Records from a data collection
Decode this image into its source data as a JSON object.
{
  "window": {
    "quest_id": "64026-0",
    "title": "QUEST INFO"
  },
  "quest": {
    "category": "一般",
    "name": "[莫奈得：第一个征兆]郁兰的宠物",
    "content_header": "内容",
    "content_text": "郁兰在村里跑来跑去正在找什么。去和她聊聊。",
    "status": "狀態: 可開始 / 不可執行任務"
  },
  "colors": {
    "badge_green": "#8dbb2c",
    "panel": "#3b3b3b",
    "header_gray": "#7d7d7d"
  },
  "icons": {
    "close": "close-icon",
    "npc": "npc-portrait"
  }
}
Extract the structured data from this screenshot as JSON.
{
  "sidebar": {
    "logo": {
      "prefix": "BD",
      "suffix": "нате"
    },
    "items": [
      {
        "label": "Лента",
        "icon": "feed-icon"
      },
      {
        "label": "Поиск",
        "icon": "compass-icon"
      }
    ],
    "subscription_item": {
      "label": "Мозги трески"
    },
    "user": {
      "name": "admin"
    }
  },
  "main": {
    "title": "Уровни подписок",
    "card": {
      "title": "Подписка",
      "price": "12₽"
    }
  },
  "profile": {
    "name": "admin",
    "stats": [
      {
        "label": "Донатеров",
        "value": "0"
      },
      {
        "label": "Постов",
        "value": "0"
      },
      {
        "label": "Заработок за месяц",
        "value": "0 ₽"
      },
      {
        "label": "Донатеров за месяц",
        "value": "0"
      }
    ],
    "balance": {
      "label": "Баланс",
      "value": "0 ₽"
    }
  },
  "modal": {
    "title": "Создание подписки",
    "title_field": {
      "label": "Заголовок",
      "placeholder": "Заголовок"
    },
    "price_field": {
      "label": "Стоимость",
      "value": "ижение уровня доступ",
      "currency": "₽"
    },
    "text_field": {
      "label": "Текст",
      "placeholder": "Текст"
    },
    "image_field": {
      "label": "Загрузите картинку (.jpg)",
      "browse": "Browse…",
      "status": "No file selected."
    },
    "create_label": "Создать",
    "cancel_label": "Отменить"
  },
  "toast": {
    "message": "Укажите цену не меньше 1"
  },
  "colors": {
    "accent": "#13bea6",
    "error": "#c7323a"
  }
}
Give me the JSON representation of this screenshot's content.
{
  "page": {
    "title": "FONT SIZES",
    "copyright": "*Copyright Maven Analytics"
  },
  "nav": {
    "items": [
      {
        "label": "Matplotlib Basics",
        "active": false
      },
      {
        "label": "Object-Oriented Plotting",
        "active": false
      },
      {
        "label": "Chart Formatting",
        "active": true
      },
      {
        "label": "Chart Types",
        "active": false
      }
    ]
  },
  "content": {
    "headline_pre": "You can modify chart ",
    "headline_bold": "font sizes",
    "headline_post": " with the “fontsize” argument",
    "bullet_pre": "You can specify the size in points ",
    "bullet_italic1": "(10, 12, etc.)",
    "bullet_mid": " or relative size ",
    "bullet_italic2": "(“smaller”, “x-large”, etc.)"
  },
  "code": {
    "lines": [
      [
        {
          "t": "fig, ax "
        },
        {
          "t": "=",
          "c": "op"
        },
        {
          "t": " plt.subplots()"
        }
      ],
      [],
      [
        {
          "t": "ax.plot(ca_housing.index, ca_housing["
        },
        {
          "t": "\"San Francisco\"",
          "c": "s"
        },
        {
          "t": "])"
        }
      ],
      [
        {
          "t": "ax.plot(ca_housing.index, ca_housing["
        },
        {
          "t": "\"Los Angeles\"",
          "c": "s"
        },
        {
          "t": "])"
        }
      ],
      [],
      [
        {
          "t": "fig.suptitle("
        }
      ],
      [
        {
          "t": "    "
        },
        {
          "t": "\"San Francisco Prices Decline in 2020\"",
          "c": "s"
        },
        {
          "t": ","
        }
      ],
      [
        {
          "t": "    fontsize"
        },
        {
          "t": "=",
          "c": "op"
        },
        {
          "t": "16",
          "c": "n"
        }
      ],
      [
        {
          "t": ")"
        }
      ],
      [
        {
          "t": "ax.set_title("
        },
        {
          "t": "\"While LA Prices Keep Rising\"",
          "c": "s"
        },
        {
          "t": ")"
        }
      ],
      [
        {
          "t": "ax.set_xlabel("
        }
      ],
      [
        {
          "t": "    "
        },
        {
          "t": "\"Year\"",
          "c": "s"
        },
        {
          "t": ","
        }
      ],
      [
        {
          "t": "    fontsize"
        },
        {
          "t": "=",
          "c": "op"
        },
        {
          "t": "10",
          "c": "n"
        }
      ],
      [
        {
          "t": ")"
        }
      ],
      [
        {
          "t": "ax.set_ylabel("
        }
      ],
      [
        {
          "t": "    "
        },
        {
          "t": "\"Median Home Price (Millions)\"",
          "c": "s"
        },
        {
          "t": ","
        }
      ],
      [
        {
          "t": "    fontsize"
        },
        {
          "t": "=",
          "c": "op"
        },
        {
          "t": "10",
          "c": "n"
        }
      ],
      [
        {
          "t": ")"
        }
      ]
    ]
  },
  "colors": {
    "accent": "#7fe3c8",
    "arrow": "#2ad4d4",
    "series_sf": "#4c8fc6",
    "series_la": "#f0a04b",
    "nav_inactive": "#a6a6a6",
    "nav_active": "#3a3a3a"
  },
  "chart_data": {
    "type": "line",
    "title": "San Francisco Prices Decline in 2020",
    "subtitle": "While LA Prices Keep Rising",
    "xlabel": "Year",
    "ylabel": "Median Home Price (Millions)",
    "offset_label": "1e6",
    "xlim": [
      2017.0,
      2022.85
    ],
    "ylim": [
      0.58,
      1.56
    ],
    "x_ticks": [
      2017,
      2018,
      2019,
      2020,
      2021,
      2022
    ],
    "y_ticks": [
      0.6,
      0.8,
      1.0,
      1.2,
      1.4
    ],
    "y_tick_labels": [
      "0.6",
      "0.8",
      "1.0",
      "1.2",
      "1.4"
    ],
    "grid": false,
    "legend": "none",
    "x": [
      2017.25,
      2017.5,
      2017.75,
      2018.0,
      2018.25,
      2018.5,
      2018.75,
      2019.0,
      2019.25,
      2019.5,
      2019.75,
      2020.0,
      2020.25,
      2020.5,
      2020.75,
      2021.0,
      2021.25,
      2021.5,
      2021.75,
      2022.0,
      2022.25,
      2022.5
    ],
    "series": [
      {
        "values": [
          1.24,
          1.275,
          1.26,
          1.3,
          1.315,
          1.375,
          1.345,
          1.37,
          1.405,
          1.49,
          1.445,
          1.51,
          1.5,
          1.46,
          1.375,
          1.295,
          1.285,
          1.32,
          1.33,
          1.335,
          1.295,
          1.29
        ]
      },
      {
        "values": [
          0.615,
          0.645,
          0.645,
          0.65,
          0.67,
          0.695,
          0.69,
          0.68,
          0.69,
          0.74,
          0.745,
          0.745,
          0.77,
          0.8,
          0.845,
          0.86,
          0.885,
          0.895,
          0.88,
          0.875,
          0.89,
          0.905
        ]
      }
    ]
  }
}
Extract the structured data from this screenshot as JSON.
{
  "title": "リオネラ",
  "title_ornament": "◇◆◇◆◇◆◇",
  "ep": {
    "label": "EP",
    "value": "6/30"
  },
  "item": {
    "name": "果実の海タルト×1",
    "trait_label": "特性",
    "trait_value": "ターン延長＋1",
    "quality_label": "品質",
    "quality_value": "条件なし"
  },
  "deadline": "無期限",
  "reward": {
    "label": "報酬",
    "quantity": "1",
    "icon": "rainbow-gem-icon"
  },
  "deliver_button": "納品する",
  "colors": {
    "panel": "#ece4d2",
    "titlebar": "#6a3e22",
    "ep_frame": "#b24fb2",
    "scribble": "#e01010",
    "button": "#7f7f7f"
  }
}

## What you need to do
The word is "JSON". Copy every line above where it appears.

## Written response
Decode this image into its source data as a JSON object.
Extract the structured data from this screenshot as JSON.
Give me the JSON representation of this screenshot's content.
Extract the structured data from this screenshot as JSON.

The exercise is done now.